State media has reported that an 8% growth rate is considered necessary to absorb new workers entering the labor force. On the face of it, that may seem somewhat arbitrary, not to mention ambitious, given that so many incalculable factors are tied into that single figure.
But China controls more of those factors than does the US, which is now fighting to see any growth at all this year. The Chinese have cash, both in the government coffers and in terms of personal savings stacked up in banks, and the major Chinese companies are dramatically underleveraged compared to most companies in the West. Beijing can order the release of credit in a way Western governments cannot, and they can spend as much as they like on infrastructure.
Even so, 8% growth for this year sounds optimistic, and some government officials – such as Liu Mingkang, the China Banking Regulatory Commission’s chairman – have expressed doubts about whether it will be achieved. There is a fear that if 8% growth is not reached, the unemployment rate could lead to widespread instability.
Over-emphasis on 8% as the cutoff point between stability and instability is not helpful. It would be foolish to assume that a 7.5% growth rate would certainly lead to unrest, just as it would be silly to assume 8% growth would avoid it.
Numbers are also very flexible in this country, and just as it has been argued that China has tended to under-report growth in boom years, we can expect the opposite to happen when times are tight.
The alternative view is that 8% growth for China in 2009 is achievable, even if it means relying on the multiplier effect of infrastructure spending and building a freeway to every village in the country.
The longer-term issues are harder to control and the outlook harder to guess. There is a view that China may find it trickier to emerge from this crisis than Western nations for structural reasons.
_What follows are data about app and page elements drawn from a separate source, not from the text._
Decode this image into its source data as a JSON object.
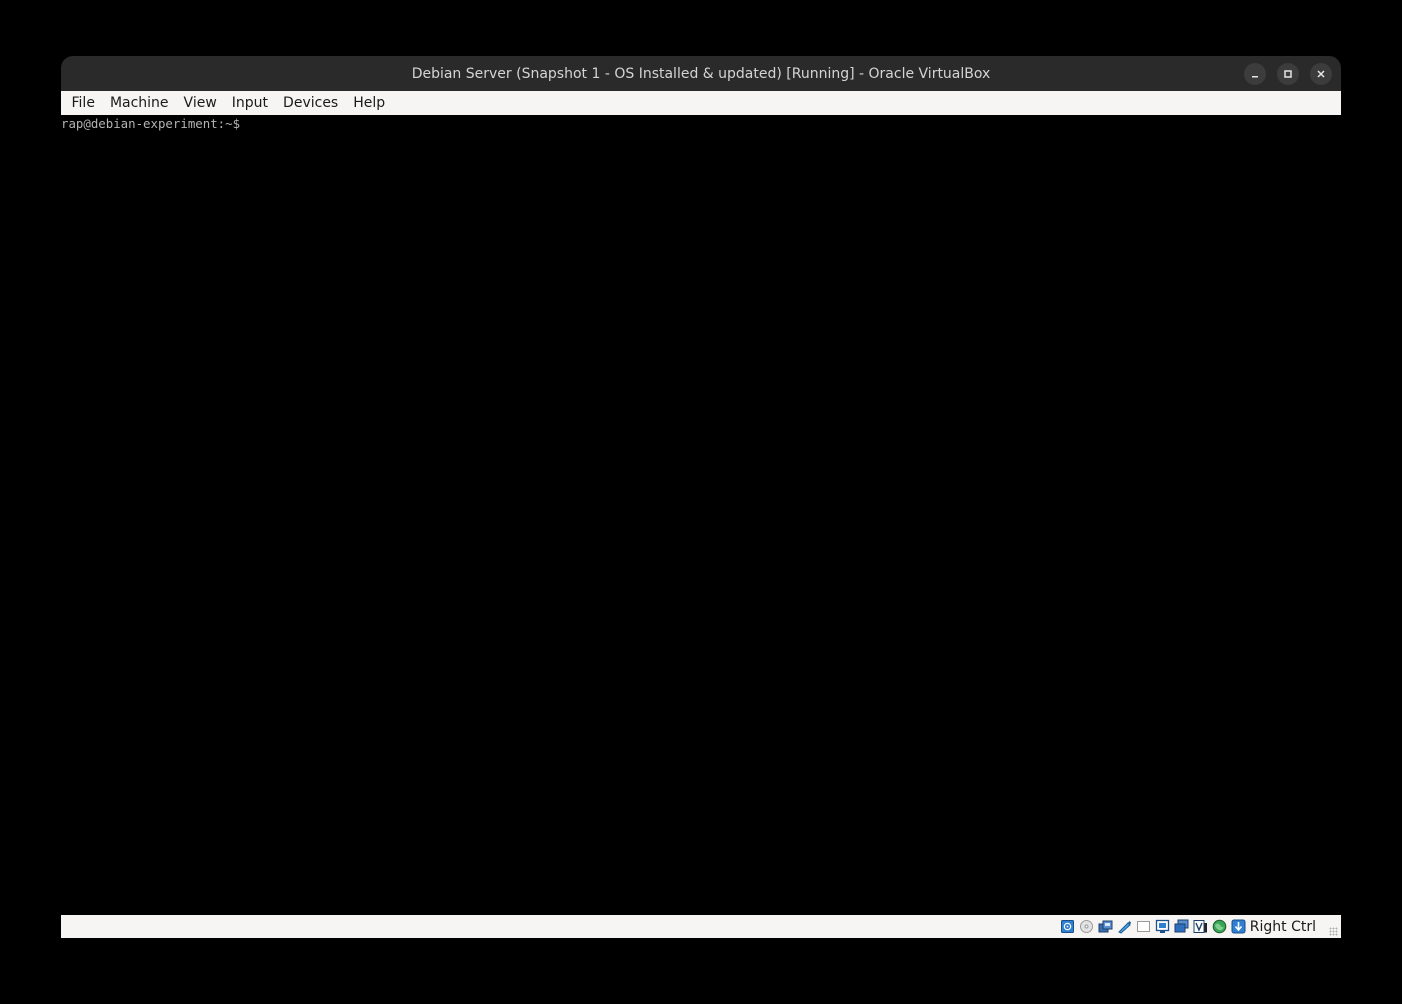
{
  "window": {
    "title": "Debian Server (Snapshot 1 - OS Installed & updated) [Running] - Oracle VirtualBox"
  },
  "menu": {
    "items": [
      "File",
      "Machine",
      "View",
      "Input",
      "Devices",
      "Help"
    ]
  },
  "terminal": {
    "prompt": "rap@debian-experiment:~$"
  },
  "statusbar": {
    "icons": [
      "hard-disk-icon",
      "optical-drive-icon",
      "audio-icon",
      "network-icon",
      "usb-icon",
      "shared-folders-icon",
      "display-icon",
      "video-capture-icon",
      "cpu-virtualization-icon",
      "mouse-integration-icon",
      "keyboard-capture-icon"
    ],
    "host_key": "Right Ctrl"
  },
  "colors": {
    "titlebar": "#2a2a2a",
    "menubar": "#f6f5f4",
    "screen": "#000000",
    "terminal_text": "#b2b2b2"
  }
}
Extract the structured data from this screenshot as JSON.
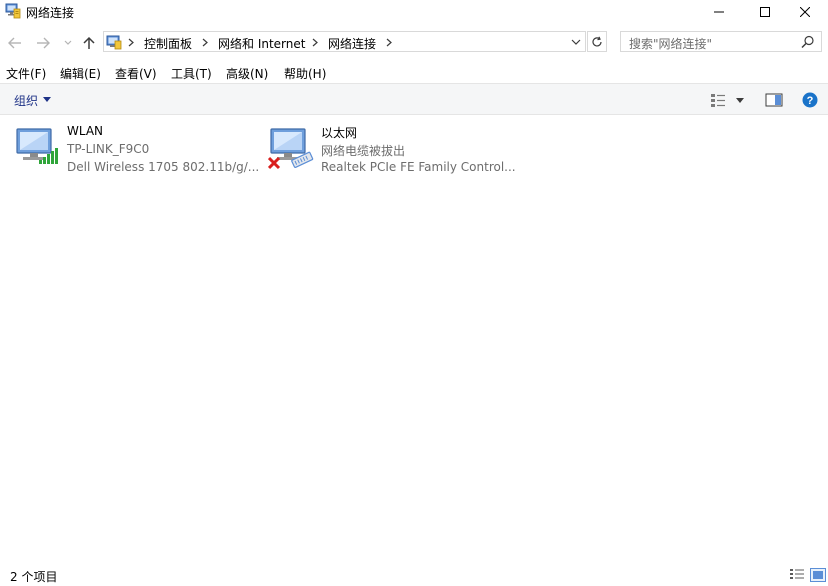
{
  "window": {
    "title": "网络连接"
  },
  "nav": {
    "breadcrumbs": [
      "控制面板",
      "网络和 Internet",
      "网络连接"
    ],
    "search_placeholder": "搜索\"网络连接\""
  },
  "menu": [
    "文件(F)",
    "编辑(E)",
    "查看(V)",
    "工具(T)",
    "高级(N)",
    "帮助(H)"
  ],
  "command_bar": {
    "organize_label": "组织"
  },
  "connections": [
    {
      "name": "WLAN",
      "status": "TP-LINK_F9C0",
      "adapter": "Dell Wireless 1705 802.11b/g/...",
      "type": "wireless-network-icon"
    },
    {
      "name": "以太网",
      "status": "网络电缆被拔出",
      "adapter": "Realtek PCIe FE Family Control...",
      "type": "ethernet-disconnected-icon"
    }
  ],
  "status_bar": {
    "item_count": "2 个项目"
  },
  "colors": {
    "accent": "#1e3287",
    "help_blue": "#1a73c9",
    "signal_green": "#2fa53a",
    "error_red": "#d9201f"
  }
}
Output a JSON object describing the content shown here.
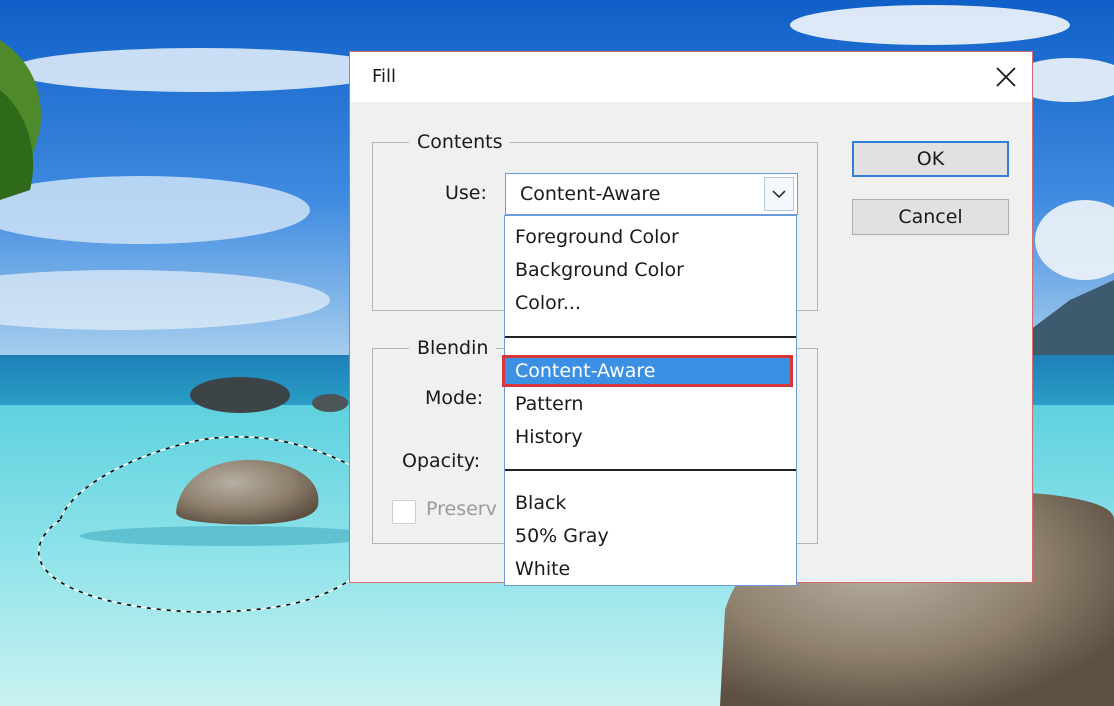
{
  "dialog": {
    "title": "Fill",
    "close_icon": "close-icon",
    "contents": {
      "legend": "Contents",
      "use_label": "Use:",
      "use_value": "Content-Aware"
    },
    "blending": {
      "legend": "Blendin",
      "mode_label": "Mode:",
      "opacity_label": "Opacity:",
      "preserve_label": "Preserv"
    },
    "buttons": {
      "ok": "OK",
      "cancel": "Cancel"
    }
  },
  "use_dropdown": {
    "groups": [
      [
        "Foreground Color",
        "Background Color",
        "Color..."
      ],
      [
        "Content-Aware",
        "Pattern",
        "History"
      ],
      [
        "Black",
        "50% Gray",
        "White"
      ]
    ],
    "selected": "Content-Aware"
  },
  "colors": {
    "dialog_border": "#d86b6b",
    "highlight": "#3b90e3",
    "selection_outline": "#d8363d",
    "ok_focus": "#2f7fd6"
  }
}
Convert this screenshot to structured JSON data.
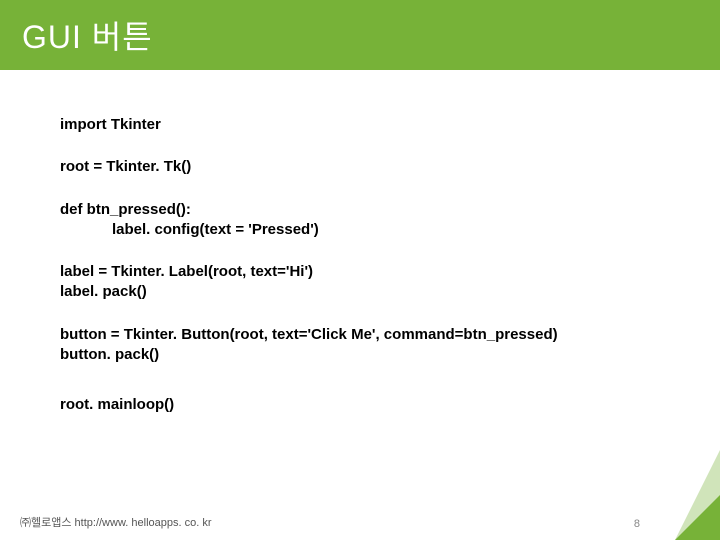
{
  "header": {
    "title": "GUI 버튼"
  },
  "code": {
    "l1": "import Tkinter",
    "l2": "root = Tkinter. Tk()",
    "l3": "def btn_pressed():",
    "l4": "label. config(text = 'Pressed')",
    "l5": "label = Tkinter. Label(root, text='Hi')",
    "l6": "label. pack()",
    "l7": "button = Tkinter. Button(root, text='Click Me', command=btn_pressed)",
    "l8": "button. pack()",
    "l9": "root. mainloop()"
  },
  "footer": {
    "company": "㈜헬로앱스  http://www. helloapps. co. kr",
    "page": "8"
  }
}
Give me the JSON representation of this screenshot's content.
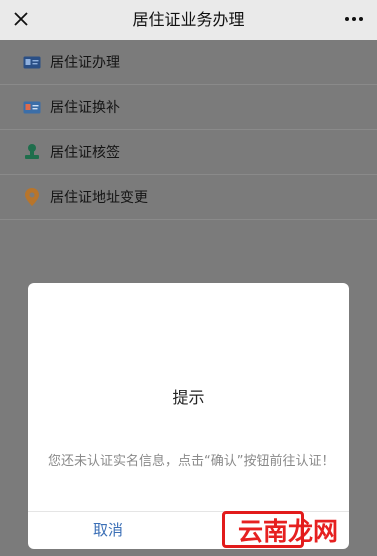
{
  "header": {
    "title": "居住证业务办理",
    "close_icon": "close-icon",
    "more_icon": "more-dots-icon"
  },
  "menu": {
    "items": [
      {
        "label": "居住证办理",
        "icon": "id-card-icon"
      },
      {
        "label": "居住证换补",
        "icon": "card-replace-icon"
      },
      {
        "label": "居住证核签",
        "icon": "stamp-icon"
      },
      {
        "label": "居住证地址变更",
        "icon": "location-pin-icon"
      }
    ]
  },
  "dialog": {
    "title": "提示",
    "message": "您还未认证实名信息，点击“确认”按钮前往认证！",
    "cancel_label": "取消"
  },
  "watermark": {
    "text": "云南龙网"
  },
  "colors": {
    "accent": "#3b6fb6",
    "highlight": "#e21b1b",
    "overlay": "#7b7b7b"
  }
}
But one step at a time is the approach China and many other governments will take for now. First get safely through 2009, then think about 2010.